5 Friday, October 3rd, 2008
My Personal Domainjacking Experience
As part of my Domainjacking Primer, I want to share my own experiences in “gettin’ punk’d” by a domainjacker. Hopefully I can help other online brand managers avoid or respond to this kind situation.
The Dastardly Domain Thief
i worked on a national campaign that invested heavily in product development, brand identity and advertising production for months before the official launch. We attracted millions of impressions via PR, TV, radio, direct and online media. Everyone considered the campaign a success.
Unfortunately, within days of launching the campaign, a domain squatter managed to register an odd non-premium generic domain. This person slapped a fake website together to deliberately confuse our target for their own profit. Operating from a foreign country, they sold a knock-off product using our brand equity.

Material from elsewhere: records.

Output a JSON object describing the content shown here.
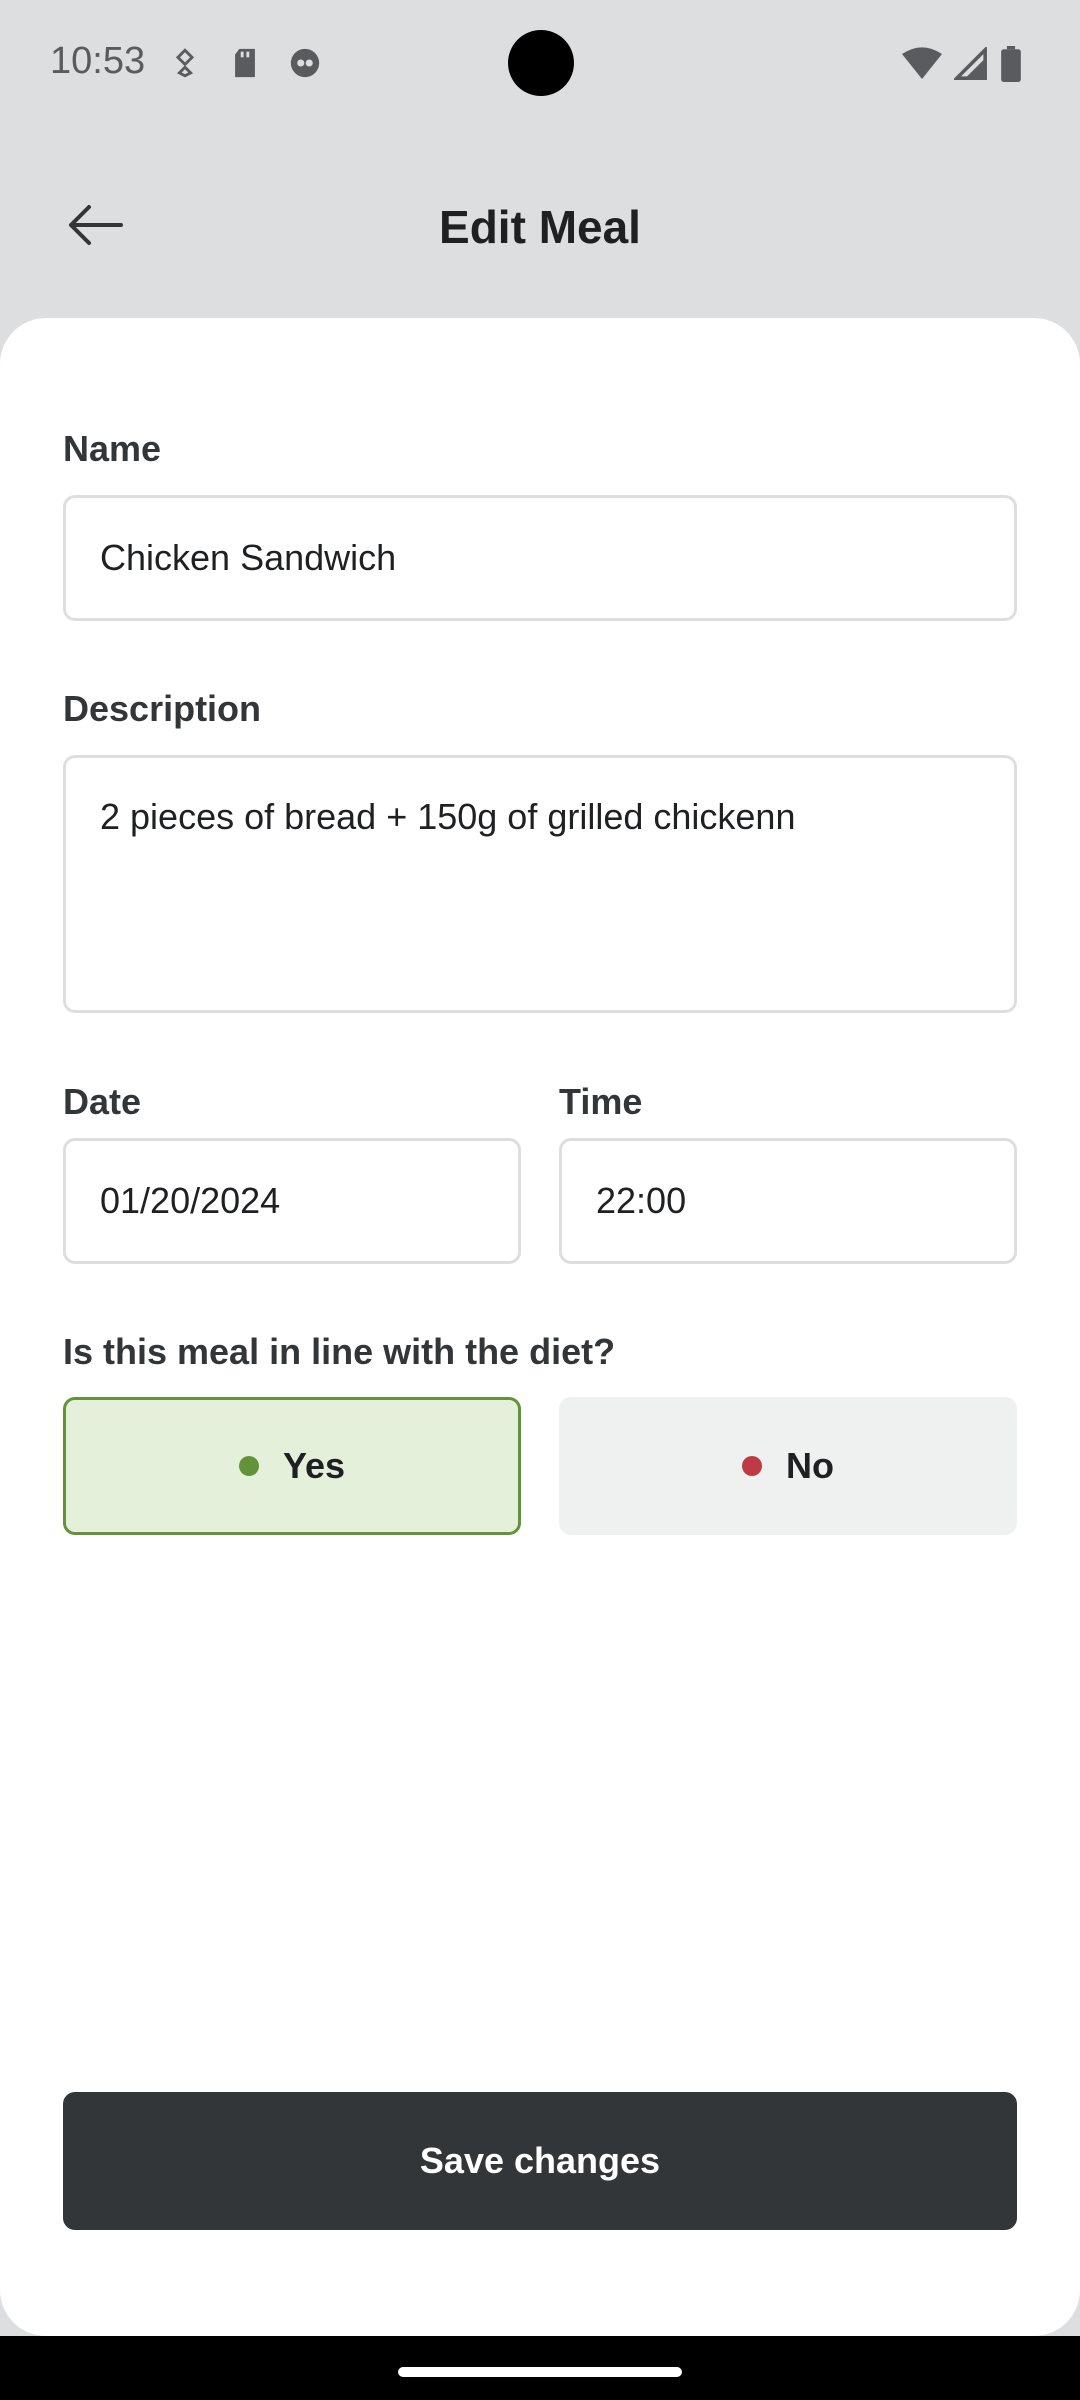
{
  "status_bar": {
    "time": "10:53",
    "left_icons": [
      "shield-icon",
      "sd-card-icon",
      "face-icon"
    ],
    "right_icons": [
      "wifi-icon",
      "signal-icon",
      "battery-icon"
    ]
  },
  "header": {
    "back_icon": "arrow-left-icon",
    "title": "Edit Meal"
  },
  "form": {
    "name_label": "Name",
    "name_value": "Chicken Sandwich",
    "description_label": "Description",
    "description_value": "2 pieces of bread + 150g of grilled chickenn",
    "date_label": "Date",
    "date_value": "01/20/2024",
    "time_label": "Time",
    "time_value": "22:00",
    "diet_question": "Is this meal in line with the diet?",
    "yes_label": "Yes",
    "no_label": "No",
    "selected": "Yes"
  },
  "save_label": "Save changes",
  "colors": {
    "yes_dot": "#639339",
    "no_dot": "#BF3B44",
    "header_bg": "#DDDEE0",
    "button_bg": "#333638"
  }
}
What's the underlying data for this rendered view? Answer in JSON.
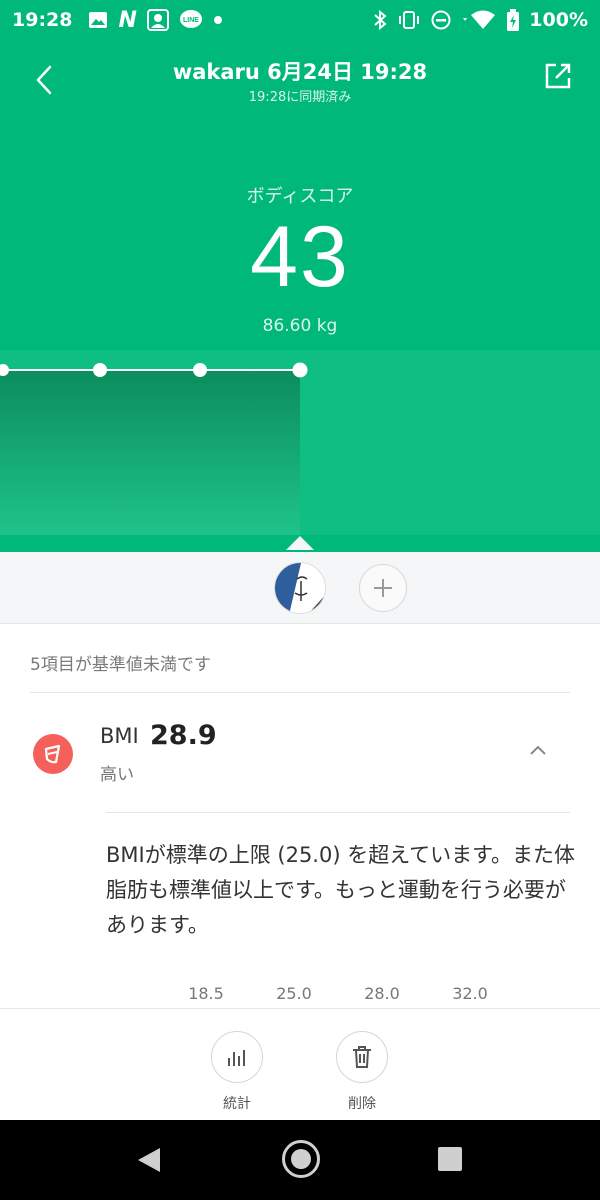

To make matters worse, they launched their own Adwords campaign and directly competed in search media. Our trademarked brand and its keyword variants initially had low usage, so the squatter could snag niche keyword inventory at a very low CPM. However, their “competitive” keyword grab boosted the inventory value, complicated our SEO efforts and made SEM more expensive for our campaign.
By capturing a fraction of our search traffic, they clearly intended to profit from PPC AdSense revenue given the ads plastered throughout their site. In no time flat, we faced public confusion and brand dilution from someone piggybacking our large investment and months of hard work.
Domainjacking Mandates a Swift Response
Fortunately, we responded so quickly that the brand ultimately only suffered mere annoyance. Working through cease and desist letters, we procured the rapid cooperation of the squatter’s registrar and hosting company. We reclaimed rightful domain ownership and even enjoyed brief AdSense exposure at the squatter’s expense.
Following this episode, we developed a comprehensive domain management policy that purchases large blocks of domains. There is now tighter DNS coordination between agency account management and client IT management in the run-up to new campaign launches. And following a campaign launch, the agency and client actively patrol for new infringements against their brands.
Avoid Domainjacking with Proper Planning
In addition to this overt case of domainjacking, I have encountered all kinds of problems from poor domain stewardship. I’ve had to wrest DNS info from former web developers and hosting companies, help track down lost passwords from old employees and rescue domains from botched international transfers. Each of these cases could have been avoided.
These experiences motivated me to write this series on brand stewardship and domainjacking avoidance. Today, I utilize several tools on ad campaigns to help with domain registration, DNS account management, social media profile management as well as engagement analytics.
Speaking of brandjacking, here is the “ALL YOUR BASE ARE BELONG TO US” vid, a 4-minute mash-up of old viral memes. Lots of mileage from this mix-tape.